The World Cup is good for two things: One, one of the few opportunities for American women to ogle elite soccer players’ sexy-ass physiques. Two, an excuse for DC’s nonprofit office workers to watch the game and get lit at 9 AM on a Thursday morning.
There’s nothing like police brutality and obscene violence to peek my interest in what I’m sure would otherwise be the most boring event on television right now. But if I’m honest with myself, I just as tired of hearing about the political controversy surrounding these big sporting events as I am of seeing score updates on my news feed. How many reports does Amnesty International need to write before police decide to lay off the tear gas and rubber bullets, especially when everyone is watching? Do the Brazilian police not care that the rest of the world is watching them shoot people in the face? Or do they want to outwardly project this macho over-militarization and not realize that it’s actually making the violence worse?
Anyway, go..USA? Nationalism!
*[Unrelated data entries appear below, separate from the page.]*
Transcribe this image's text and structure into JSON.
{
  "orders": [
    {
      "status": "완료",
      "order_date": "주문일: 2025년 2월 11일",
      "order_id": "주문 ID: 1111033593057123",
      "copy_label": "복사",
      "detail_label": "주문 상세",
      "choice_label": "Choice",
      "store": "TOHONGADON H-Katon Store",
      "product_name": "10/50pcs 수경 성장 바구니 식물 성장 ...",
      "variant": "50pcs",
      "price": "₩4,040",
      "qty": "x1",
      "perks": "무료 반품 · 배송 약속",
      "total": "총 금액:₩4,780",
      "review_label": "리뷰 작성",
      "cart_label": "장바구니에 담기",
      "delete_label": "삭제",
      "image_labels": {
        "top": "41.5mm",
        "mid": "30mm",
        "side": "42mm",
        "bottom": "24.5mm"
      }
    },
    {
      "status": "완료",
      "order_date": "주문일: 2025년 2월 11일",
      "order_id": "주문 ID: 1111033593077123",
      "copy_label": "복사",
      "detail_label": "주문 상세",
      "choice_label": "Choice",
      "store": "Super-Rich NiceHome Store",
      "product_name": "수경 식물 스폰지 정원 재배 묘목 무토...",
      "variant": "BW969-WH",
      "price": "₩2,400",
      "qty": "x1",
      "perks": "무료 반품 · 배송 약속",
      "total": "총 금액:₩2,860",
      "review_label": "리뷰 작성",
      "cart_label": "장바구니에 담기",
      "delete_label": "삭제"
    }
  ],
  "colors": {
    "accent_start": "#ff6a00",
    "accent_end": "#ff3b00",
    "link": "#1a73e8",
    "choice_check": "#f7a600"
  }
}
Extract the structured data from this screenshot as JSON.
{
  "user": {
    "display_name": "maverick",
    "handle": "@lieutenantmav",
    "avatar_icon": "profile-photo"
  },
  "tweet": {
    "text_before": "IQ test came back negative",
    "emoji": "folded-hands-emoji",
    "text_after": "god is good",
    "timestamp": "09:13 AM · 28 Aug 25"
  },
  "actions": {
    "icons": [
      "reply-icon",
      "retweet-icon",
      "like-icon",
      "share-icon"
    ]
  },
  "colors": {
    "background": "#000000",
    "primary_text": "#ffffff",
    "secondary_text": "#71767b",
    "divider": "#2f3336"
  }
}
The last one I watched was actually the Women’s World Cup in 1999 — yeah, the one where Brandi Chastain threw off her shirt and celebrated after helping the U.S. team defeat China. Being an impressionable 12-year-old (it was also my Spice Girls phase, which hasn’t really gone away), I decided to try out for my school’s soccer team. I wanted to be like Mia Hamm and Briana Scurry. Unfortunately, inspiration wasn’t enough to get me on the team. After that my interest in the men and women’s World Cup waned. I haven’t paid attention to the actual games since. Don’t get me wrong, I like soccer — erm, football — but I find the deep passion and intensity of soccer lovers everywhere to be even more amusing. Now, whenever I hear about the World Cup, I’m reminded of college a few years ago and a roommate’s (an international student from Africa) spirited goal scream whenever her favorite team scored.
I do not care about the World Cup, let alone soccer—I mean, football. The political aspect is actually pretty intriguing to me, especially since the Black Bloc anarchists are a feature in the protests and skirmishes. It is hard to tell the actual extent to which they actively provoke confrontations (here is a somewhat neutral piece on their history and tactics). While they seem to represent a small segment of the protesters, I think their participation underscores the political-social significance of the World Cup: the Brazilian government has been taxing the shit out of its citizens….for the benefit of cronies.
Um. World Cup. We’re talking about Quidditch here, right?